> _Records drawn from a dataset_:
----------------

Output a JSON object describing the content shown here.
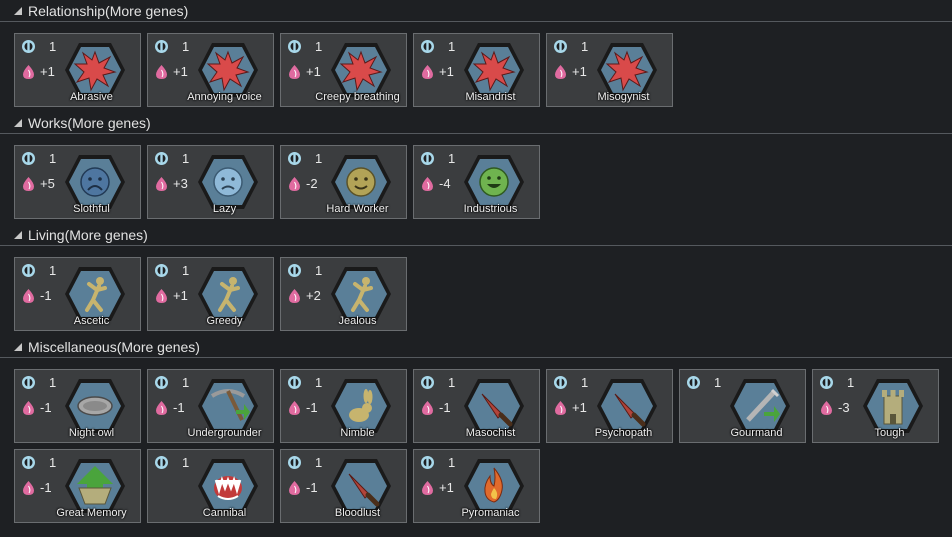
{
  "sections": [
    {
      "title": "Relationship(More genes)",
      "genes": [
        {
          "cx": "1",
          "met": "+1",
          "name": "Abrasive",
          "icon": "burst-icon"
        },
        {
          "cx": "1",
          "met": "+1",
          "name": "Annoying voice",
          "icon": "burst-icon"
        },
        {
          "cx": "1",
          "met": "+1",
          "name": "Creepy breathing",
          "icon": "burst-icon"
        },
        {
          "cx": "1",
          "met": "+1",
          "name": "Misandrist",
          "icon": "burst-icon"
        },
        {
          "cx": "1",
          "met": "+1",
          "name": "Misogynist",
          "icon": "burst-icon"
        }
      ]
    },
    {
      "title": "Works(More genes)",
      "genes": [
        {
          "cx": "1",
          "met": "+5",
          "name": "Slothful",
          "icon": "very-sad-face-icon"
        },
        {
          "cx": "1",
          "met": "+3",
          "name": "Lazy",
          "icon": "sad-face-icon"
        },
        {
          "cx": "1",
          "met": "-2",
          "name": "Hard Worker",
          "icon": "smile-face-icon"
        },
        {
          "cx": "1",
          "met": "-4",
          "name": "Industrious",
          "icon": "grin-face-icon"
        }
      ]
    },
    {
      "title": "Living(More genes)",
      "genes": [
        {
          "cx": "1",
          "met": "-1",
          "name": "Ascetic",
          "icon": "figure-icon"
        },
        {
          "cx": "1",
          "met": "+1",
          "name": "Greedy",
          "icon": "figure-icon"
        },
        {
          "cx": "1",
          "met": "+2",
          "name": "Jealous",
          "icon": "figure-icon"
        }
      ]
    },
    {
      "title": "Miscellaneous(More genes)",
      "genes": [
        {
          "cx": "1",
          "met": "-1",
          "name": "Night owl",
          "icon": "eye-icon"
        },
        {
          "cx": "1",
          "met": "-1",
          "name": "Undergrounder",
          "icon": "pickaxe-icon"
        },
        {
          "cx": "1",
          "met": "-1",
          "name": "Nimble",
          "icon": "rabbit-icon"
        },
        {
          "cx": "1",
          "met": "-1",
          "name": "Masochist",
          "icon": "knife-icon"
        },
        {
          "cx": "1",
          "met": "+1",
          "name": "Psychopath",
          "icon": "knife-icon"
        },
        {
          "cx": "1",
          "met": "",
          "name": "Gourmand",
          "icon": "pickaxe-plain-icon"
        },
        {
          "cx": "1",
          "met": "-3",
          "name": "Tough",
          "icon": "tower-icon"
        },
        {
          "cx": "1",
          "met": "-1",
          "name": "Great Memory",
          "icon": "arrow-up-icon"
        },
        {
          "cx": "1",
          "met": "",
          "name": "Cannibal",
          "icon": "fangs-icon"
        },
        {
          "cx": "1",
          "met": "-1",
          "name": "Bloodlust",
          "icon": "knife-icon"
        },
        {
          "cx": "1",
          "met": "+1",
          "name": "Pyromaniac",
          "icon": "flame-icon"
        }
      ]
    }
  ],
  "colors": {
    "background": "#1e2023",
    "card": "#3b3d3f",
    "hex_fill": "#5a7f98",
    "hex_border": "#1a1a1a",
    "complexity": "#a8d8ea",
    "metabolism": "#e06ba0",
    "burst": "#d94a4a",
    "figure": "#c7b46e"
  }
}
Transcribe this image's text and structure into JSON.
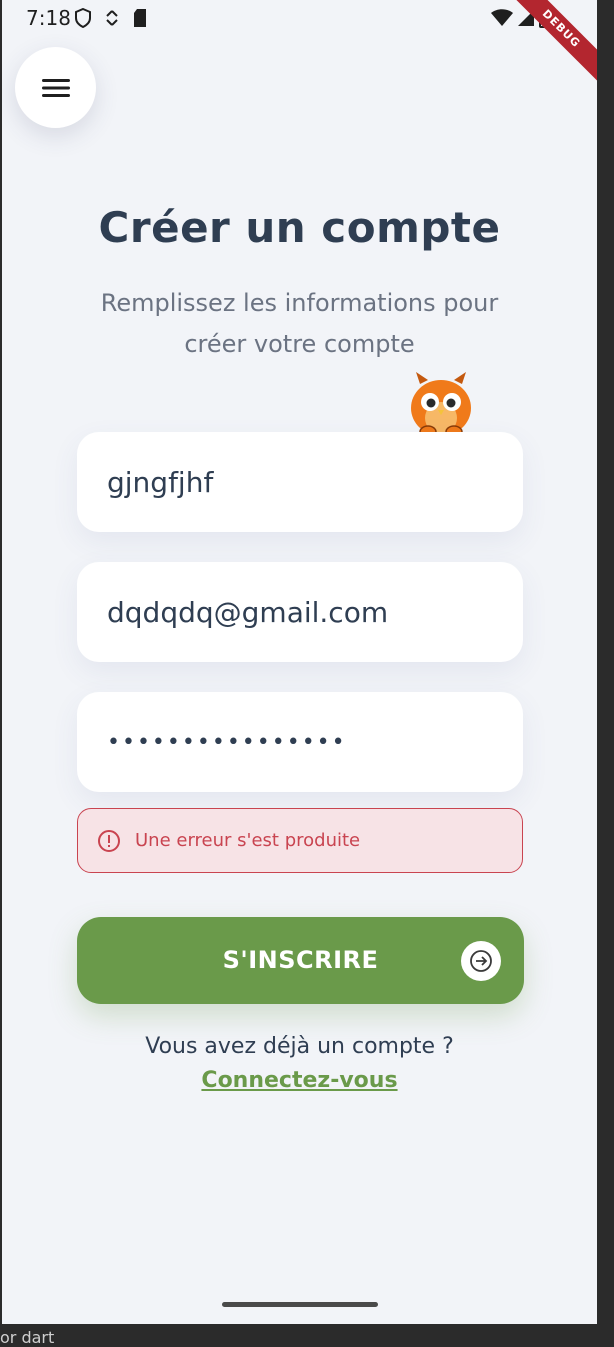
{
  "status_bar": {
    "time": "7:18",
    "left_icons": [
      "shield-icon",
      "data-saver-icon",
      "sd-card-icon"
    ],
    "right_icons": [
      "wifi-icon",
      "signal-icon",
      "battery-icon"
    ],
    "debug_label": "DEBUG"
  },
  "menu": {
    "icon": "hamburger-menu-icon"
  },
  "header": {
    "title": "Créer un compte",
    "subtitle_line1": "Remplissez les informations pour",
    "subtitle_line2": "créer votre compte"
  },
  "mascot": {
    "icon": "owl-mascot-icon"
  },
  "form": {
    "username_value": "gjngfjhf",
    "email_value": "dqdqdq@gmail.com",
    "password_value": "••••••••••••••••"
  },
  "error": {
    "icon": "error-circle-icon",
    "message": "Une erreur s'est produite"
  },
  "submit": {
    "label": "S'INSCRIRE",
    "icon": "arrow-right-icon"
  },
  "footer": {
    "prompt": "Vous avez déjà un compte ?",
    "link": "Connectez-vous"
  },
  "host": {
    "text": "or dart"
  },
  "colors": {
    "background": "#f2f4f8",
    "primary": "#6a9a4a",
    "error": "#c94450",
    "text_dark": "#2f3e52"
  }
}
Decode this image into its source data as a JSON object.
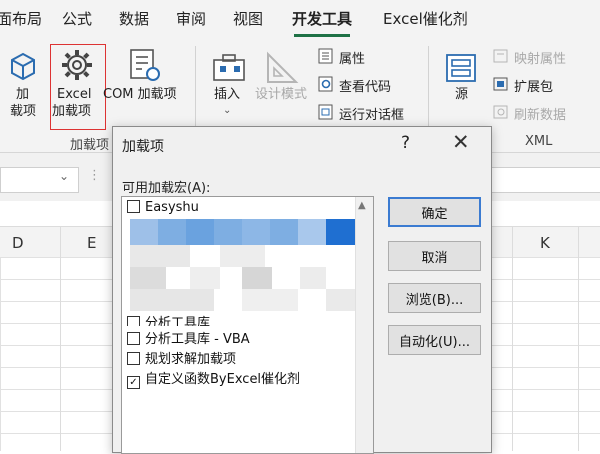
{
  "ribbon": {
    "tabs": [
      {
        "label": "面布局"
      },
      {
        "label": "公式"
      },
      {
        "label": "数据"
      },
      {
        "label": "审阅"
      },
      {
        "label": "视图"
      },
      {
        "label": "开发工具"
      },
      {
        "label": "Excel催化剂"
      }
    ],
    "addins_group": {
      "add_line1": "加",
      "add_line2": "载项",
      "excel_line1": "Excel",
      "excel_line2": "加载项",
      "com": "COM 加载项",
      "group_label": "加载项"
    },
    "controls_group": {
      "insert": "插入",
      "design_mode": "设计模式",
      "properties": "属性",
      "view_code": "查看代码",
      "run_dialog": "运行对话框"
    },
    "xml_group": {
      "source": "源",
      "map_properties": "映射属性",
      "expansion_pack": "扩展包",
      "refresh_data": "刷新数据",
      "group_label": "XML"
    }
  },
  "sheet": {
    "columns": [
      "D",
      "E",
      "K"
    ]
  },
  "dialog": {
    "title": "加载项",
    "help": "?",
    "close": "✕",
    "available_label": "可用加载宏(A):",
    "items": [
      {
        "label": "Easyshu",
        "checked": false
      },
      {
        "label": "分析工具库",
        "checked": false
      },
      {
        "label": "分析工具库 - VBA",
        "checked": false
      },
      {
        "label": "规划求解加载项",
        "checked": false
      },
      {
        "label": "自定义函数ByExcel催化剂",
        "checked": true
      }
    ],
    "buttons": {
      "ok": "确定",
      "cancel": "取消",
      "browse": "浏览(B)...",
      "automation": "自动化(U)..."
    }
  },
  "colors": {
    "accent": "#1e7145",
    "selection": "#7eaee2",
    "highlight_box": "#dd3333"
  }
}
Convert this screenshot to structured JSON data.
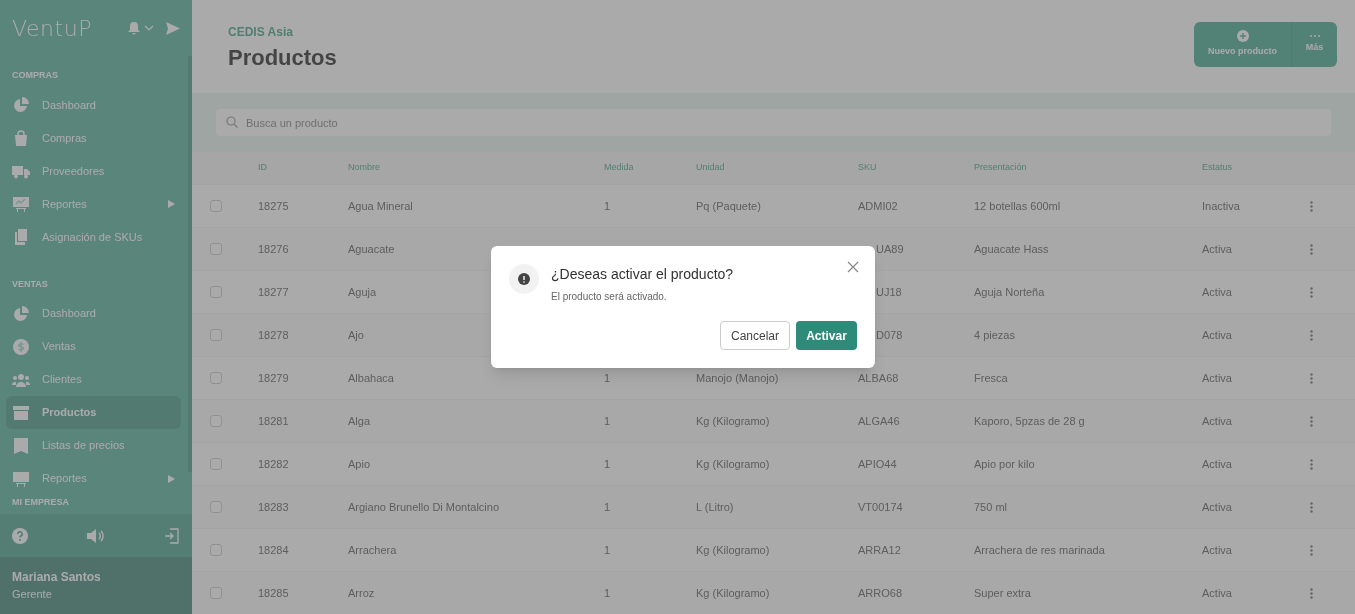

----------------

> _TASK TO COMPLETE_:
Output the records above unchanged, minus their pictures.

> _RESULT OF THE TASK_:
Output a JSON object describing the content shown here.
{
  "sections": [
    {
      "title": "Relationship(More genes)",
      "genes": [
        {
          "cx": "1",
          "met": "+1",
          "name": "Abrasive",
          "icon": "burst-icon"
        },
        {
          "cx": "1",
          "met": "+1",
          "name": "Annoying voice",
          "icon": "burst-icon"
        },
        {
          "cx": "1",
          "met": "+1",
          "name": "Creepy breathing",
          "icon": "burst-icon"
        },
        {
          "cx": "1",
          "met": "+1",
          "name": "Misandrist",
          "icon": "burst-icon"
        },
        {
          "cx": "1",
          "met": "+1",
          "name": "Misogynist",
          "icon": "burst-icon"
        }
      ]
    },
    {
      "title": "Works(More genes)",
      "genes": [
        {
          "cx": "1",
          "met": "+5",
          "name": "Slothful",
          "icon": "very-sad-face-icon"
        },
        {
          "cx": "1",
          "met": "+3",
          "name": "Lazy",
          "icon": "sad-face-icon"
        },
        {
          "cx": "1",
          "met": "-2",
          "name": "Hard Worker",
          "icon": "smile-face-icon"
        },
        {
          "cx": "1",
          "met": "-4",
          "name": "Industrious",
          "icon": "grin-face-icon"
        }
      ]
    },
    {
      "title": "Living(More genes)",
      "genes": [
        {
          "cx": "1",
          "met": "-1",
          "name": "Ascetic",
          "icon": "figure-icon"
        },
        {
          "cx": "1",
          "met": "+1",
          "name": "Greedy",
          "icon": "figure-icon"
        },
        {
          "cx": "1",
          "met": "+2",
          "name": "Jealous",
          "icon": "figure-icon"
        }
      ]
    },
    {
      "title": "Miscellaneous(More genes)",
      "genes": [
        {
          "cx": "1",
          "met": "-1",
          "name": "Night owl",
          "icon": "eye-icon"
        },
        {
          "cx": "1",
          "met": "-1",
          "name": "Undergrounder",
          "icon": "pickaxe-icon"
        },
        {
          "cx": "1",
          "met": "-1",
          "name": "Nimble",
          "icon": "rabbit-icon"
        },
        {
          "cx": "1",
          "met": "-1",
          "name": "Masochist",
          "icon": "knife-icon"
        },
        {
          "cx": "1",
          "met": "+1",
          "name": "Psychopath",
          "icon": "knife-icon"
        },
        {
          "cx": "1",
          "met": "",
          "name": "Gourmand",
          "icon": "pickaxe-plain-icon"
        },
        {
          "cx": "1",
          "met": "-3",
          "name": "Tough",
          "icon": "tower-icon"
        },
        {
          "cx": "1",
          "met": "-1",
          "name": "Great Memory",
          "icon": "arrow-up-icon"
        },
        {
          "cx": "1",
          "met": "",
          "name": "Cannibal",
          "icon": "fangs-icon"
        },
        {
          "cx": "1",
          "met": "-1",
          "name": "Bloodlust",
          "icon": "knife-icon"
        },
        {
          "cx": "1",
          "met": "+1",
          "name": "Pyromaniac",
          "icon": "flame-icon"
        }
      ]
    }
  ],
  "colors": {
    "background": "#1e2023",
    "card": "#3b3d3f",
    "hex_fill": "#5a7f98",
    "hex_border": "#1a1a1a",
    "complexity": "#a8d8ea",
    "metabolism": "#e06ba0",
    "burst": "#d94a4a",
    "figure": "#c7b46e"
  }
}
Transcribe this image's text and structure into JSON.
{
  "status_bar": {
    "time": "7:18",
    "left_icons": [
      "shield-icon",
      "data-saver-icon",
      "sd-card-icon"
    ],
    "right_icons": [
      "wifi-icon",
      "signal-icon",
      "battery-icon"
    ],
    "debug_label": "DEBUG"
  },
  "menu": {
    "icon": "hamburger-menu-icon"
  },
  "header": {
    "title": "Créer un compte",
    "subtitle_line1": "Remplissez les informations pour",
    "subtitle_line2": "créer votre compte"
  },
  "mascot": {
    "icon": "owl-mascot-icon"
  },
  "form": {
    "username_value": "gjngfjhf",
    "email_value": "dqdqdq@gmail.com",
    "password_value": "••••••••••••••••"
  },
  "error": {
    "icon": "error-circle-icon",
    "message": "Une erreur s'est produite"
  },
  "submit": {
    "label": "S'INSCRIRE",
    "icon": "arrow-right-icon"
  },
  "footer": {
    "prompt": "Vous avez déjà un compte ?",
    "link": "Connectez-vous"
  },
  "host": {
    "text": "or dart"
  },
  "colors": {
    "background": "#f2f4f8",
    "primary": "#6a9a4a",
    "error": "#c94450",
    "text_dark": "#2f3e52"
  }
}
Decode this image into its source data as a JSON object.
{
  "ribbon": {
    "tabs": [
      {
        "label": "面布局"
      },
      {
        "label": "公式"
      },
      {
        "label": "数据"
      },
      {
        "label": "审阅"
      },
      {
        "label": "视图"
      },
      {
        "label": "开发工具"
      },
      {
        "label": "Excel催化剂"
      }
    ],
    "addins_group": {
      "add_line1": "加",
      "add_line2": "载项",
      "excel_line1": "Excel",
      "excel_line2": "加载项",
      "com": "COM 加载项",
      "group_label": "加载项"
    },
    "controls_group": {
      "insert": "插入",
      "design_mode": "设计模式",
      "properties": "属性",
      "view_code": "查看代码",
      "run_dialog": "运行对话框"
    },
    "xml_group": {
      "source": "源",
      "map_properties": "映射属性",
      "expansion_pack": "扩展包",
      "refresh_data": "刷新数据",
      "group_label": "XML"
    }
  },
  "sheet": {
    "columns": [
      "D",
      "E",
      "K"
    ]
  },
  "dialog": {
    "title": "加载项",
    "help": "?",
    "close": "✕",
    "available_label": "可用加载宏(A):",
    "items": [
      {
        "label": "Easyshu",
        "checked": false
      },
      {
        "label": "分析工具库",
        "checked": false
      },
      {
        "label": "分析工具库 - VBA",
        "checked": false
      },
      {
        "label": "规划求解加载项",
        "checked": false
      },
      {
        "label": "自定义函数ByExcel催化剂",
        "checked": true
      }
    ],
    "buttons": {
      "ok": "确定",
      "cancel": "取消",
      "browse": "浏览(B)...",
      "automation": "自动化(U)..."
    }
  },
  "colors": {
    "accent": "#1e7145",
    "selection": "#7eaee2",
    "highlight_box": "#dd3333"
  }
}
Convert this screenshot to structured JSON data.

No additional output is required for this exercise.